Relief from Penalties for Reasonable Cause

A plan sponsor or health insurer that fails to file a correct information return (§ 6721) or to furnish a correct payee statement (§ 6722) may be subject to penalties. The preamble to the § 6055 regulations  provides that—for 2015 coverage only—the IRS will not impose penalties on reporting entities that can show they made good faith efforts to comply with the information reporting requirements. This relief applies to incorrect or incomplete information, including Social Security numbers or dates of birth, reported on a return or statement.

The preamble to the § 6055 regulations also notes the general rule under § 6724 regulations, that the §§ 6721 and 6722 penalties may be waived if a failure is due to reasonable cause, that is, the reporting entity demonstrates that it acted in a responsible manner and the failure is due to significant mitigating factors or events beyond the reporting entity’s control. The section 6724 regulations (at § 301.6724-1(e)) specify the procedures a reporting entity must follow in requesting Social Security numbers to establish that the entity acted in a responsible manner even if it was unable to obtain the information.

What is a Reasonable Effort to Obtain a Social Security Number?

On September 17, 2015, the IRS issued Notice 2015-68, which amends the definition of reasonable effort from what is in the 6724 regulations.  Pending the issuance of additional guidance, the following “solicitations” (requests) will be considered reasonable effort and reporting entities will not be subject to penalties for failure to report a Social Security number if:

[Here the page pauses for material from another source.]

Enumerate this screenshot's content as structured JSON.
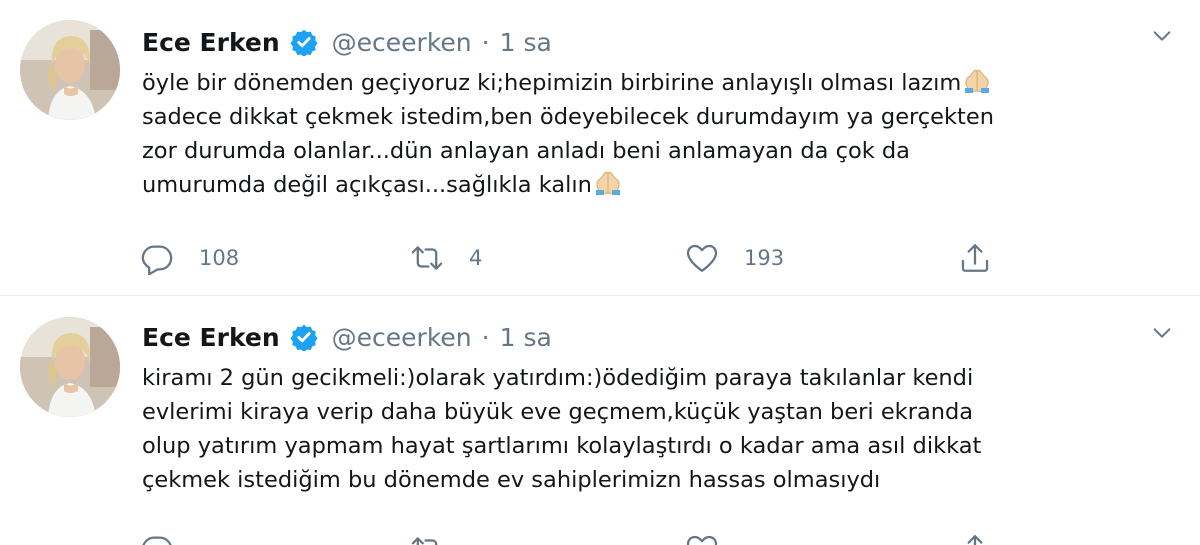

  • the initial solicitation is made at an individual’s first enrollment or, if already enrolled on September 17, 2015, the next open enrollment season,
  • the second solicitation is made at a reasonable time thereafter, and
  • the third solicitation is made by December 31 of the year following the initial solicitation.

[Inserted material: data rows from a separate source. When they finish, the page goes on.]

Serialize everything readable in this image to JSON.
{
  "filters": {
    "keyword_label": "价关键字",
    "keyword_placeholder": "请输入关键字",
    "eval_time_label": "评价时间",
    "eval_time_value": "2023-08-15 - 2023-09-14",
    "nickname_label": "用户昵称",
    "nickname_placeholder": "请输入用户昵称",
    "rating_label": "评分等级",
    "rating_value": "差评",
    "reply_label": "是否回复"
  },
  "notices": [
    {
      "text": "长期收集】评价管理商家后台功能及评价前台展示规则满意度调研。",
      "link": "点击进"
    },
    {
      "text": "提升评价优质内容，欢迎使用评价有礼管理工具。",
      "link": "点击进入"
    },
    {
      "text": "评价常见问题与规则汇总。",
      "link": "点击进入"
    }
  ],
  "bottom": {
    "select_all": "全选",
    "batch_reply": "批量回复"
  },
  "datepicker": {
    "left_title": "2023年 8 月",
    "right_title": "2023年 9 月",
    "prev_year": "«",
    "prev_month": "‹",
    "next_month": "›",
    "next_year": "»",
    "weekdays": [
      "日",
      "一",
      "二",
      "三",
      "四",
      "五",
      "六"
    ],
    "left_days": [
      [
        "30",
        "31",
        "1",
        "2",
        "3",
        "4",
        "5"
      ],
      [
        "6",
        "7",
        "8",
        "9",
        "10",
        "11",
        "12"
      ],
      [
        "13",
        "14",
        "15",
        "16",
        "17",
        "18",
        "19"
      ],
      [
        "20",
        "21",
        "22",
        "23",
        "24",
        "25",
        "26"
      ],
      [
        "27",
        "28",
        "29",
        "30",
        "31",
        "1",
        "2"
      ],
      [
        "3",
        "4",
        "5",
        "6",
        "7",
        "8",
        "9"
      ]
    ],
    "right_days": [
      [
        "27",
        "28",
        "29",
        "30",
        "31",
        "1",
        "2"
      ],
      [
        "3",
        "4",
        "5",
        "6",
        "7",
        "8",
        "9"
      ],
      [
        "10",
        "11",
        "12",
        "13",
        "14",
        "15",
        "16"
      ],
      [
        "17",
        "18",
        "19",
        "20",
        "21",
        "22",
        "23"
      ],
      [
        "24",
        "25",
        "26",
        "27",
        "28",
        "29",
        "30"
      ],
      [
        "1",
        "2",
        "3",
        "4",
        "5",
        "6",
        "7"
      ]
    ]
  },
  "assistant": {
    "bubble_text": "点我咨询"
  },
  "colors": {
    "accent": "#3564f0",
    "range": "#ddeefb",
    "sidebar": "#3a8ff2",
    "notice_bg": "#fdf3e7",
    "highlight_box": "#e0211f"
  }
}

Additionally, a reporting entity is not required to solicit a Social Security number from an individual whose coverage is terminated.  Thus, if a family member had coverage under an employer’s self-funded plan from January 1 – July 31, 2015 but the employer did not obtain the individual’s Social Security number before the end of July, the employer can report the individual’s date of birth on the 1095-B or 1095-C, and the employer will not be subject to a penalty.

Next Steps for Employers

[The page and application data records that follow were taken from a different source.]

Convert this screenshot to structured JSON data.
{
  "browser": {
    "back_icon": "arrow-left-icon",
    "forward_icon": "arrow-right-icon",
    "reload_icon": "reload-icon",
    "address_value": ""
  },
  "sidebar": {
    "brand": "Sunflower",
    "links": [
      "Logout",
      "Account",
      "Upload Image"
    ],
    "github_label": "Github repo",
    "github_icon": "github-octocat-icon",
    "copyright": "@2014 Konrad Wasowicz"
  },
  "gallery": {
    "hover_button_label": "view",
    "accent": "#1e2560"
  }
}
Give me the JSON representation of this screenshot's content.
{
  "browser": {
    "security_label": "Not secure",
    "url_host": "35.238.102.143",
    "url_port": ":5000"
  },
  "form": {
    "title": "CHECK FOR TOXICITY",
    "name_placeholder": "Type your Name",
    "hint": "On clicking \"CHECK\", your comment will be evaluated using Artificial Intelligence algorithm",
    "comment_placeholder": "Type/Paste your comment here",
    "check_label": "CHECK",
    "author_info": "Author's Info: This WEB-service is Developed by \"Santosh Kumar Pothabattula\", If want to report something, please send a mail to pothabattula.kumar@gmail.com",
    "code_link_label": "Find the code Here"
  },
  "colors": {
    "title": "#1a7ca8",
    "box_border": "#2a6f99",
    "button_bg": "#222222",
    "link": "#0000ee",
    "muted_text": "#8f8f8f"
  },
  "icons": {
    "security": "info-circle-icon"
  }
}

  • If you have a self-funded plan on which you are subject to information reporting requirements and you have not yet requested Social Security numbers from all individuals enrolled in the plan, you should do so immediately or with your open enrollment after September 17, 2015. You should already have employees’ Social Security numbers, so you should just have to request those from enrolled spouses and dependents. You do not have to report Social Security numbers of family members who are not enrolled in the plan.
  • If you have already made an initial request for Social Security numbers from all individuals enrolled in the plan, you must send a second request within a “reasonable time thereafter” to those who have not yet provided the information.  Depending on when you sent the initial request, this may be before the end of 2015, in January 2016, or some later date in 2016.
  • If your initial request for Social Security numbers was in 2015, then by December 31, 2016 you must make a third request for the information to individuals who still did not provide the information after your first or second request.
  • If you want to submit comments to the IRS on this subject, written comments are due on or before November 16, 2015, and may be submitted electronically to Notice.Comments@irscounsel.treas.gov. Please include “Notice 2015-68” in the subject line of any electronic communications. Alternatively, written comments may be mailed to Internal Revenue Service, CC:PA:LPD:PR (Notice 2015-68), Room 5203, P.O. Box 7604, Ben Franklin Station, Washington, DC 20044.
  • If you want additional information from the IRS on notice 2015-68, contact Andrew Braden at (202) 317-7006 (not a toll-free number).